We build a 20 Dollars LoRa Satellite Ground Station and we follow the FossaSat-1 launch
Over on YouTube Meine Videokasetten has posted a video showing how he's been using an RTL-SDR to detect aircraft landing and taking off via the scatter on a VOR beacon. VOR (aka VHF Omnidirectional Range) is a navigational beacon that is transmitted between 108 MHz and 117.95 MHz from a site usually at an airport. Although as it is an older technology it is slowly being phased out in some places.
An interesting observation can be made that is unrelated to the actual operation and use of VOR navigation. When an aircraft passes near the VOR beacon it results in the signal reflecting and scattering off the metal aircraft body. As the aircraft is moving quickly, it also results in a frequency doppler shift that can be seen on an RF waterfall display.
In his video Meine Videokasetten uses an RTL-SDR and OpenWebRX to receive the VOR signal. He then pipes the audio output of that signal into Speclab which allows him to get significantly increased FFT resolution for the waterfall. This increased resolution allows him to clearly see the doppler scattering effects of aircraft on the VOR transmission. He notes that it's possible from the scattering to determine if an aircraft is taking off or landing.
Passive doppler radar on VOR beacon transmitter .:°:. A let's test it out

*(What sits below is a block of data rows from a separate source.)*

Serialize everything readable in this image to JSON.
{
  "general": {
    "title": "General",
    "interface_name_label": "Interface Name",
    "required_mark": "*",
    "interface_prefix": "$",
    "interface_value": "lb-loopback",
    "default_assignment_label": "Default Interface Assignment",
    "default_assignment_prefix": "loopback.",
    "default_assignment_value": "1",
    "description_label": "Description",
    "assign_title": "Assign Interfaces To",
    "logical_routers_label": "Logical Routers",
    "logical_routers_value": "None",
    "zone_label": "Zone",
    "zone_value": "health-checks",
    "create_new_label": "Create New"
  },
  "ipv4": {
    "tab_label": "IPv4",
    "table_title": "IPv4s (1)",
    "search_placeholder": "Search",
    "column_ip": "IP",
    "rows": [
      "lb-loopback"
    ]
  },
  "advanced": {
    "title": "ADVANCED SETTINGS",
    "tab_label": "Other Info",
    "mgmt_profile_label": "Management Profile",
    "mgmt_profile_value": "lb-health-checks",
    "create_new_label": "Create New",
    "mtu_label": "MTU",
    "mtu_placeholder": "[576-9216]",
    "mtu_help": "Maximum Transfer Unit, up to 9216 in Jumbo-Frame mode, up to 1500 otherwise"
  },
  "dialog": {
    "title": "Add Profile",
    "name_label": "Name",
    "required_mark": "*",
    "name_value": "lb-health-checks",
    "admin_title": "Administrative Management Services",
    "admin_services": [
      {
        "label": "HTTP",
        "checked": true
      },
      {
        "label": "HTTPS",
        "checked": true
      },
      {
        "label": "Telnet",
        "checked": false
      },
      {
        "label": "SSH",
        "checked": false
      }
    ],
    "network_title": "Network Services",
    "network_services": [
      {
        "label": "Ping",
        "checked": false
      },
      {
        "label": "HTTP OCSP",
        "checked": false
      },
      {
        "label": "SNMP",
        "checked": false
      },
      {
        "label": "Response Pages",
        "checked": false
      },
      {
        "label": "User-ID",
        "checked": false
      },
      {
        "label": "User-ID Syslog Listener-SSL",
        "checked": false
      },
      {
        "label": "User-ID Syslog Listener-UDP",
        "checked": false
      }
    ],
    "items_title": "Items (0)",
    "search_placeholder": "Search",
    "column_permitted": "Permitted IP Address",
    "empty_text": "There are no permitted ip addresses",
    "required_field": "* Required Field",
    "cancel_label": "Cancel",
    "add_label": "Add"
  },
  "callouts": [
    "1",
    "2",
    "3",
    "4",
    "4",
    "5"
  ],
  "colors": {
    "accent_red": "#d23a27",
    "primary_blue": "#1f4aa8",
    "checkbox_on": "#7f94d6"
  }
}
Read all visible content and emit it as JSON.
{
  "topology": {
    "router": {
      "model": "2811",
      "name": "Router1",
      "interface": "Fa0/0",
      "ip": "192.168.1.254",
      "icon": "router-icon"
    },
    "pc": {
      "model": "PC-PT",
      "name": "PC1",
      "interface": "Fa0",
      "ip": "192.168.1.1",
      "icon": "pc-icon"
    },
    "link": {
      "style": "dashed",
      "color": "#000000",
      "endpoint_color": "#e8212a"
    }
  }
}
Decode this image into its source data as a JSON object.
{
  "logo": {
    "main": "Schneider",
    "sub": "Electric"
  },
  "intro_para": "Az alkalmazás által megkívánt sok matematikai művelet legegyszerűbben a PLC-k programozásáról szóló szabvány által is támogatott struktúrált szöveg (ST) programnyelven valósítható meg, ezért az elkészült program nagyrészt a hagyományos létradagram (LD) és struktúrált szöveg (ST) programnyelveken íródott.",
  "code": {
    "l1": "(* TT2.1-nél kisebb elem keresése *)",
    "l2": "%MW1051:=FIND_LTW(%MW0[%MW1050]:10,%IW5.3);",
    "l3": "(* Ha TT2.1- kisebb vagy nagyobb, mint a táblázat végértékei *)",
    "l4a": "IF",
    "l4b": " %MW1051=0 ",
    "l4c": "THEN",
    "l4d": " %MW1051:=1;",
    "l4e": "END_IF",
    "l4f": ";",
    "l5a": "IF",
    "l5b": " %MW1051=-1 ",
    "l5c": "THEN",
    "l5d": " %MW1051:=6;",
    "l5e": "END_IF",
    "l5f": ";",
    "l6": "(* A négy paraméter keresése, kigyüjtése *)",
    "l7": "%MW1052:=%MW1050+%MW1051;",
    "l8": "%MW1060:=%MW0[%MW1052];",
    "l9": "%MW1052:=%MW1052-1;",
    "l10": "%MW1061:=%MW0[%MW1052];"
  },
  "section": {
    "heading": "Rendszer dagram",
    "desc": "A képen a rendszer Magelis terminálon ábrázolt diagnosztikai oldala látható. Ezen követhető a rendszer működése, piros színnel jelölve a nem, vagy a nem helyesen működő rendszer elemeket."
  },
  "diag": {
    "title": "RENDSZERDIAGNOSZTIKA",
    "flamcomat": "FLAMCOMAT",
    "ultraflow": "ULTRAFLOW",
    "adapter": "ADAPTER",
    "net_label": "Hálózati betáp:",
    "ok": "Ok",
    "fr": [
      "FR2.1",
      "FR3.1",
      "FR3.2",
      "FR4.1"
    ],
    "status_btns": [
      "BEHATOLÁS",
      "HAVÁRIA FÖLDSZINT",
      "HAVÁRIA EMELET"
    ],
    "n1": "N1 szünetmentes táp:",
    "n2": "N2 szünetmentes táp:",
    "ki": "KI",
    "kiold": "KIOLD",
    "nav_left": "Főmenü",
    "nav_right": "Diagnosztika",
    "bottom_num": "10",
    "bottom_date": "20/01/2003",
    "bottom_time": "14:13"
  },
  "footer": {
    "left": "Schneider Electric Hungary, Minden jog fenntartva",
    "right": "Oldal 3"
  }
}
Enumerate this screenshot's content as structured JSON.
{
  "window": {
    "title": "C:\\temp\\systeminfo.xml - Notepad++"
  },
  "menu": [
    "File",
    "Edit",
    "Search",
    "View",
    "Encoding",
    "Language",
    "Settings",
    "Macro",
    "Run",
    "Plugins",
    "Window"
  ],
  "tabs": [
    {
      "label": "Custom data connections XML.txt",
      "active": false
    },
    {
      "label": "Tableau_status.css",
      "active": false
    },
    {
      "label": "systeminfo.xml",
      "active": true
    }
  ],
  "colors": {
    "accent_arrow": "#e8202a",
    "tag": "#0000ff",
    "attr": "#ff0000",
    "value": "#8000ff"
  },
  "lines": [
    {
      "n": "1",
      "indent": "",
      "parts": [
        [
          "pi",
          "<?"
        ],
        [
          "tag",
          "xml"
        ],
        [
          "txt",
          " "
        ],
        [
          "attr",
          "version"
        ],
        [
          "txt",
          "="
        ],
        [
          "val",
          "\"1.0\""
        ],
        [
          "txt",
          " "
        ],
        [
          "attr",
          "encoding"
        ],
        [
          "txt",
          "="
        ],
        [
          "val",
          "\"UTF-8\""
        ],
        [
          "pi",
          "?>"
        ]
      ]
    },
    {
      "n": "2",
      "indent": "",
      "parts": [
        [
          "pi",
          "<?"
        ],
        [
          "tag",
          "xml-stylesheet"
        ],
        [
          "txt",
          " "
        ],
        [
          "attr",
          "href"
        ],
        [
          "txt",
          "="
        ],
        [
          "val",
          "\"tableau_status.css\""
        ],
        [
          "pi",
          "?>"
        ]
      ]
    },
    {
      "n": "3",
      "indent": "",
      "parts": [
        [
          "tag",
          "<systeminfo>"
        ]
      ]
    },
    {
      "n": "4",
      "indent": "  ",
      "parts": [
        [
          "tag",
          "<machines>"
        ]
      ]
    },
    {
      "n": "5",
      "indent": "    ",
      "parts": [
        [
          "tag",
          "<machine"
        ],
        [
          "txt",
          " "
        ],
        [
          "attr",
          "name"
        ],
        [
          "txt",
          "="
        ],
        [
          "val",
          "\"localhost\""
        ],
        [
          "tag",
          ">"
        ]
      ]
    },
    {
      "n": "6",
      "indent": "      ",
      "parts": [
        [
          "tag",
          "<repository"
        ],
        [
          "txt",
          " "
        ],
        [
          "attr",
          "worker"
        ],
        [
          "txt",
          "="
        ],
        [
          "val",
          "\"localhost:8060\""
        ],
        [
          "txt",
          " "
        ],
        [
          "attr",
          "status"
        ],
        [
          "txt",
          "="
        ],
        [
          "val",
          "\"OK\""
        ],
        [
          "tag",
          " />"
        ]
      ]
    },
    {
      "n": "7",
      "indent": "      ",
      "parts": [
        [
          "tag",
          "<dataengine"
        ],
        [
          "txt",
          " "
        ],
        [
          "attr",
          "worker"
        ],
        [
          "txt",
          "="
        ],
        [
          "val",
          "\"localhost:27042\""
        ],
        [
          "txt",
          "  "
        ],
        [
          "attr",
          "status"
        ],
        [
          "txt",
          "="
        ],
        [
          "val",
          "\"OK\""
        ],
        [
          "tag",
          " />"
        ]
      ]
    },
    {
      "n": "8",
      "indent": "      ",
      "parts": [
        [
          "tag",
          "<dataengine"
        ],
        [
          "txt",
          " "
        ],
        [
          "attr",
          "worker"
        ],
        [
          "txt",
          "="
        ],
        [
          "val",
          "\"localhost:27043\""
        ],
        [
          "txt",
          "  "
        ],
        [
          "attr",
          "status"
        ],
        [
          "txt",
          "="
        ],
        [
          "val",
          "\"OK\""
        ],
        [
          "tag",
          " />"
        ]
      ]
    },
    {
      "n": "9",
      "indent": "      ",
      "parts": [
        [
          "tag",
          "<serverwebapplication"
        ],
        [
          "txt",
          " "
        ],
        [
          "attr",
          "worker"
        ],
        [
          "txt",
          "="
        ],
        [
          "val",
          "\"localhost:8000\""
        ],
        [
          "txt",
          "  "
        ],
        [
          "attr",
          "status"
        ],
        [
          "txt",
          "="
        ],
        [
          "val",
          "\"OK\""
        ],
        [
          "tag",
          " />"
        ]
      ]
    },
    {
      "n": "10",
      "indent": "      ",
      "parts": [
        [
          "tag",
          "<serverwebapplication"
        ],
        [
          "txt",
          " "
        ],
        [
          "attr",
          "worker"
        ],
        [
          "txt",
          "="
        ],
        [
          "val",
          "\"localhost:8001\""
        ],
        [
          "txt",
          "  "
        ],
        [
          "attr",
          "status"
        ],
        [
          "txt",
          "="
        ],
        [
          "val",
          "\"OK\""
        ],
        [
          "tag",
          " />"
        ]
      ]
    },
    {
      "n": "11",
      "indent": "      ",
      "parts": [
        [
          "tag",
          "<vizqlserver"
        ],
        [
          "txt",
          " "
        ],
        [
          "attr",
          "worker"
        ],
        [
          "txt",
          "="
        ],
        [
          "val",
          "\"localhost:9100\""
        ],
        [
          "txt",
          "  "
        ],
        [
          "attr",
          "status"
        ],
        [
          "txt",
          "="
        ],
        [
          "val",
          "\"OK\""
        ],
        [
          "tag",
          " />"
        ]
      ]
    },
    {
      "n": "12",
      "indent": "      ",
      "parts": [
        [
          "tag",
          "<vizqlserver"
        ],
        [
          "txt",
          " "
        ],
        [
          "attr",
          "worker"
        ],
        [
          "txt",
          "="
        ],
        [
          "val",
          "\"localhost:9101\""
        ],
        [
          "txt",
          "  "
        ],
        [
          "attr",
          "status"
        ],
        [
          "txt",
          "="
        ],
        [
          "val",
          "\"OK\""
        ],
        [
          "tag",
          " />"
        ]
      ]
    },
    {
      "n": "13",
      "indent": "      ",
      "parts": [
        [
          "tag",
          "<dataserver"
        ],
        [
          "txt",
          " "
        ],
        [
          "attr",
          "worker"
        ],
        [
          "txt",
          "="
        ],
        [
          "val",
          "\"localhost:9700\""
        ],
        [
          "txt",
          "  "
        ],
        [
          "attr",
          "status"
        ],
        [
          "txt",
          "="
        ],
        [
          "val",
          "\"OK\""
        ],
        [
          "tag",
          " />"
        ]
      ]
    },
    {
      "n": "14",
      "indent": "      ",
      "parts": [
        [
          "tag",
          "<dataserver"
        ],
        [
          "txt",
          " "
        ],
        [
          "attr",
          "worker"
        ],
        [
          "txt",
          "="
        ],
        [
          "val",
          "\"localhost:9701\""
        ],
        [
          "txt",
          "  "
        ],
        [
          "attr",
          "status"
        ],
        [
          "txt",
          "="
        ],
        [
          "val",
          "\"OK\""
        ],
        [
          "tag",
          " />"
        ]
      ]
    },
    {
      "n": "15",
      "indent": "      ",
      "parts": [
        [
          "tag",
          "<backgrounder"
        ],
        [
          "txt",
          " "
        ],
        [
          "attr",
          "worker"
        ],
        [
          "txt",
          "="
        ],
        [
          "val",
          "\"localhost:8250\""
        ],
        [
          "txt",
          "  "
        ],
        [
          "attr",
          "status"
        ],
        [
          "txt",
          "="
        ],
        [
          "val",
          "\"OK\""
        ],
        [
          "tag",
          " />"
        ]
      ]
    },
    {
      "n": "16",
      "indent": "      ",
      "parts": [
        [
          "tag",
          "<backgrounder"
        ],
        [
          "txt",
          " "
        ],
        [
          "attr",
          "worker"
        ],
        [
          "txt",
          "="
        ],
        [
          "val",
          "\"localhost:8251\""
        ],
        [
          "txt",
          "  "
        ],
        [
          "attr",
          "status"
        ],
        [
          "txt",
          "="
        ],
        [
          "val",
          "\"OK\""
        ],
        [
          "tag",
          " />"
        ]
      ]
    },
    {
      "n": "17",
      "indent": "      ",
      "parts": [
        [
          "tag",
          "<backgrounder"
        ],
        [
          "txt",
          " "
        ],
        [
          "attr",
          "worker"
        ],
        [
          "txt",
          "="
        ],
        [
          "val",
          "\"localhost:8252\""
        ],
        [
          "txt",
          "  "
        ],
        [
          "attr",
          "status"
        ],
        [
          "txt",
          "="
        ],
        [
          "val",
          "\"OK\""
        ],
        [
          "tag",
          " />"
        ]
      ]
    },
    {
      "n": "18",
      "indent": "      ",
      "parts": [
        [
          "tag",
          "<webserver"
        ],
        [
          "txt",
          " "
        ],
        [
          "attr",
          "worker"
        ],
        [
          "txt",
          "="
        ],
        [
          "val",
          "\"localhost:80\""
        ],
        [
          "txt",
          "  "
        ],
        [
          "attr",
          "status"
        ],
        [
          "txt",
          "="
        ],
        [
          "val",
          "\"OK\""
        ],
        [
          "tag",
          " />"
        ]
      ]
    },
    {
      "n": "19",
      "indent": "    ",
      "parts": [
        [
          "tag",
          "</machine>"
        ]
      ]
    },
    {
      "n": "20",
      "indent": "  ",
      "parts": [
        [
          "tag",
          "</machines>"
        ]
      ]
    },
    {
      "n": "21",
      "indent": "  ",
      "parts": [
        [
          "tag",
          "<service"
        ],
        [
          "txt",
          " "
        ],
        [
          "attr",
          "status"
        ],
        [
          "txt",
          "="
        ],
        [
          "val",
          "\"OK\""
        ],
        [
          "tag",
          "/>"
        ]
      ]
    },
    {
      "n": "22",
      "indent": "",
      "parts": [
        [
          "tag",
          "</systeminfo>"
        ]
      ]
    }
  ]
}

We note that back in 2015 we posted about the ability to "fingerprint" aircraft using this technique. Different types of aircraft will result in unique patterns on the waterfall. In that post they used analogue TV carriers which are not very common in most countries anymore, so it's good to see that this can be used with VOR signals too.